▶ WHAT NEEDS TO BE DONE
Copy out all the lines of the data that hold the word "search".

▶ RECORDS TO PROCESS

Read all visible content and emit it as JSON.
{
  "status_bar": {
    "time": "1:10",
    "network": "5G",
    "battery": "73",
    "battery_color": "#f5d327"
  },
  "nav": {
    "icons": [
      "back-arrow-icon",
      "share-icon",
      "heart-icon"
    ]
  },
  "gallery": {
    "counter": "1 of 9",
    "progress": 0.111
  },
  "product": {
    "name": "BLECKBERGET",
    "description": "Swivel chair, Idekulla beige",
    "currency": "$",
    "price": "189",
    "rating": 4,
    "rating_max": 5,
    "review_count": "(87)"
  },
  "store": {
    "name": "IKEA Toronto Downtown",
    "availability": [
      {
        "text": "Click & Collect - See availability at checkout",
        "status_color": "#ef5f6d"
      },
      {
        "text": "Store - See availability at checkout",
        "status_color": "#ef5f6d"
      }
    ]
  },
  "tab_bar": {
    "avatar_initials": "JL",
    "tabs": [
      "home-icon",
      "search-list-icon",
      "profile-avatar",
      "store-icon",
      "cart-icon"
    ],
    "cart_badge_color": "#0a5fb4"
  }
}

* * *

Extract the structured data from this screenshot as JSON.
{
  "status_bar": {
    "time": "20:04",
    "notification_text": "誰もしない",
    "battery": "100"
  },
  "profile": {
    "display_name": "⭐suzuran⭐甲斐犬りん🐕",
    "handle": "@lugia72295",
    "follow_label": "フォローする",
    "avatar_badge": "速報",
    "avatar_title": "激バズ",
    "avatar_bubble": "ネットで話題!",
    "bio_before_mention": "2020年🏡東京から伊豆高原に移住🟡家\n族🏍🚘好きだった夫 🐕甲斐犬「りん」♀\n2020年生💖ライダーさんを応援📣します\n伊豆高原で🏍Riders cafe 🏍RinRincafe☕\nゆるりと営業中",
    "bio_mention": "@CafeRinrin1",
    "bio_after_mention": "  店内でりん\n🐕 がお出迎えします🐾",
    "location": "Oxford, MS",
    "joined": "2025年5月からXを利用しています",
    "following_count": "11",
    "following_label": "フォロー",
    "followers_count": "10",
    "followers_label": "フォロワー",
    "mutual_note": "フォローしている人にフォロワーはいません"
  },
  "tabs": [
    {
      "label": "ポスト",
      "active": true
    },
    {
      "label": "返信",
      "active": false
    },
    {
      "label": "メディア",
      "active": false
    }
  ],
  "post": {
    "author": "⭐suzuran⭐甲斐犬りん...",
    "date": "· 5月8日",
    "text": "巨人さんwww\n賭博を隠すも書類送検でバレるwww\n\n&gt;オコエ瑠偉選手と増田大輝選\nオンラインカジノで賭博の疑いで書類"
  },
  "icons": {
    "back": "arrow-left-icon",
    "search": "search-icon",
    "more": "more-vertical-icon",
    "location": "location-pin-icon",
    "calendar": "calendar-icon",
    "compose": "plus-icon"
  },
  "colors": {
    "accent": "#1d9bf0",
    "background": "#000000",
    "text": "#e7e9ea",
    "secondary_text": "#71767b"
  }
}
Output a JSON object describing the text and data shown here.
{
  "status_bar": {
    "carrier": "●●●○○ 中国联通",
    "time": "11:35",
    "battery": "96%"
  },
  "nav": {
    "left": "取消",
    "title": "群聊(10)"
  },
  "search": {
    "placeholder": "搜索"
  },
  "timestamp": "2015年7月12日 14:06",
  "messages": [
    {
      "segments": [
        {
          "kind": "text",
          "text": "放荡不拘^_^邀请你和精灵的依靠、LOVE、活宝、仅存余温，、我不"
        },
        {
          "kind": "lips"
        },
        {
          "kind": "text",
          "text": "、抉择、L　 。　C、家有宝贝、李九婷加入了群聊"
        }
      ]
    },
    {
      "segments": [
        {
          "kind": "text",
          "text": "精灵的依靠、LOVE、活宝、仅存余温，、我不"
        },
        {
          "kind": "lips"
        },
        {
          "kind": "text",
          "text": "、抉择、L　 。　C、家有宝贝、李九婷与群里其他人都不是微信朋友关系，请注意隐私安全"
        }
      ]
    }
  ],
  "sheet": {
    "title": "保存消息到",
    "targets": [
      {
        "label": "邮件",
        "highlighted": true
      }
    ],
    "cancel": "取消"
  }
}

▶ TASK ANSWER
      "search-list-icon",
    "search": "search-icon",
  "search": {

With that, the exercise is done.